(Interface dataset entries)
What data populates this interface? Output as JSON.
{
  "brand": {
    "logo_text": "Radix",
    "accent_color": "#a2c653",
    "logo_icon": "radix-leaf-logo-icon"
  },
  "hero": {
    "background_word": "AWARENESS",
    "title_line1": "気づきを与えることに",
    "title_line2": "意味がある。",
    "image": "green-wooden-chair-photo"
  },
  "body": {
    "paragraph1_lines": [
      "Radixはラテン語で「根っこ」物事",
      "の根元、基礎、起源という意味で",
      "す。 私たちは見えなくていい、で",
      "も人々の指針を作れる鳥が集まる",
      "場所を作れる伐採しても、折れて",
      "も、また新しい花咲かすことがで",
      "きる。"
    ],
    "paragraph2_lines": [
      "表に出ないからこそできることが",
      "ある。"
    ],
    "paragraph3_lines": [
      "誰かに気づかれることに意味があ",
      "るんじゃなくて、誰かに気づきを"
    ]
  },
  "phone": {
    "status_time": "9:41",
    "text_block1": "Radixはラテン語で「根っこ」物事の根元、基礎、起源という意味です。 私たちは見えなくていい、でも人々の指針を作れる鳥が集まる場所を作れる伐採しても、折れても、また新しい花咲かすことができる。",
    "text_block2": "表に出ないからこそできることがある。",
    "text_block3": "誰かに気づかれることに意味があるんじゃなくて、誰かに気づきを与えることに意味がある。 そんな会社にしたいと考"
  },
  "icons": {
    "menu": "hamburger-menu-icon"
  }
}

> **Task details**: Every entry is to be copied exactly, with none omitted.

> **Expected answer**:
What data populates this interface? Output as JSON.
{
  "brand": {
    "logo_text": "Radix",
    "accent_color": "#a2c653",
    "logo_icon": "radix-leaf-logo-icon"
  },
  "hero": {
    "background_word": "AWARENESS",
    "title_line1": "気づきを与えることに",
    "title_line2": "意味がある。",
    "image": "green-wooden-chair-photo"
  },
  "body": {
    "paragraph1_lines": [
      "Radixはラテン語で「根っこ」物事",
      "の根元、基礎、起源という意味で",
      "す。 私たちは見えなくていい、で",
      "も人々の指針を作れる鳥が集まる",
      "場所を作れる伐採しても、折れて",
      "も、また新しい花咲かすことがで",
      "きる。"
    ],
    "paragraph2_lines": [
      "表に出ないからこそできることが",
      "ある。"
    ],
    "paragraph3_lines": [
      "誰かに気づかれることに意味があ",
      "るんじゃなくて、誰かに気づきを"
    ]
  },
  "phone": {
    "status_time": "9:41",
    "text_block1": "Radixはラテン語で「根っこ」物事の根元、基礎、起源という意味です。 私たちは見えなくていい、でも人々の指針を作れる鳥が集まる場所を作れる伐採しても、折れても、また新しい花咲かすことができる。",
    "text_block2": "表に出ないからこそできることがある。",
    "text_block3": "誰かに気づかれることに意味があるんじゃなくて、誰かに気づきを与えることに意味がある。 そんな会社にしたいと考"
  },
  "icons": {
    "menu": "hamburger-menu-icon"
  }
}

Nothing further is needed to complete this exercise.